:: TASK REQUIREMENTS ::
Look for the word "Virtual" in the entries and copy each line where it appears.

:: STUDY MATERIAL ::
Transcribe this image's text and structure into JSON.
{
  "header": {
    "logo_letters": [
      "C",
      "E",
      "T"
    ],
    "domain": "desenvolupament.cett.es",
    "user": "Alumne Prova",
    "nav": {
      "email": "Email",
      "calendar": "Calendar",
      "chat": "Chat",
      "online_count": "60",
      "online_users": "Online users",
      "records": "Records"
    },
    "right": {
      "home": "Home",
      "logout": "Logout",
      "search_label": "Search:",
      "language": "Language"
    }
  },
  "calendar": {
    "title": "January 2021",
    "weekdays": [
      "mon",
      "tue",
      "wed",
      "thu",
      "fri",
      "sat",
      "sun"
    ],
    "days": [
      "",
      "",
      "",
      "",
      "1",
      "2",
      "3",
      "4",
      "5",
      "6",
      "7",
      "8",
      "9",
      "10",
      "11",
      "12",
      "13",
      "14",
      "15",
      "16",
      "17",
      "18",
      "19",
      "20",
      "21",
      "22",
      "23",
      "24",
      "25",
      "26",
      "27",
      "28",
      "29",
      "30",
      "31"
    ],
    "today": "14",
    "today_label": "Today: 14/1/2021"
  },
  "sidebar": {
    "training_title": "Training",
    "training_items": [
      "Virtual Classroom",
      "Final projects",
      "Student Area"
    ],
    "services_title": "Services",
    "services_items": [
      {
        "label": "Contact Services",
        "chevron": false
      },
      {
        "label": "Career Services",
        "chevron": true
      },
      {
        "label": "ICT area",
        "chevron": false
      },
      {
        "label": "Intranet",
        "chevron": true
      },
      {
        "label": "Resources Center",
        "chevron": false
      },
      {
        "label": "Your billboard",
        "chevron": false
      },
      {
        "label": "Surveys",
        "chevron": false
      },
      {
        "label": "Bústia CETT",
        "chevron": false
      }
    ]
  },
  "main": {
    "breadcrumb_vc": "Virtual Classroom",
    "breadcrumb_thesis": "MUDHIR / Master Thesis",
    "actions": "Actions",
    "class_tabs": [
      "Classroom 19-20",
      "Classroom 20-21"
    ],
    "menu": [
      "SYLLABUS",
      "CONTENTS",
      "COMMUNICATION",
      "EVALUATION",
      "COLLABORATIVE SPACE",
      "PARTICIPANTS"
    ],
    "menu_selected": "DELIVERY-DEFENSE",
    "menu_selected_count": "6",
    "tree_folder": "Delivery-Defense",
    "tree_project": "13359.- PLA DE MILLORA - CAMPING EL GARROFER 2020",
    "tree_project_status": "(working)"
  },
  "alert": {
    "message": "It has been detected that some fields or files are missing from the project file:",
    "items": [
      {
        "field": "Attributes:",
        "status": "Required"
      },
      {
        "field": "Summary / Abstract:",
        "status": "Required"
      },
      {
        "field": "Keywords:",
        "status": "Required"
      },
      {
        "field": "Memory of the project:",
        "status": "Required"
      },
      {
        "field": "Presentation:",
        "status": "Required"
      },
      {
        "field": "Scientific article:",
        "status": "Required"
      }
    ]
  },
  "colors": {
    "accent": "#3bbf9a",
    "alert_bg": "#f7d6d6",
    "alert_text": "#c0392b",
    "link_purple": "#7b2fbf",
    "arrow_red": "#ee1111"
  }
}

:: THE COMPLETED TASK ::
      "Virtual Classroom",
    "breadcrumb_vc": "Virtual Classroom",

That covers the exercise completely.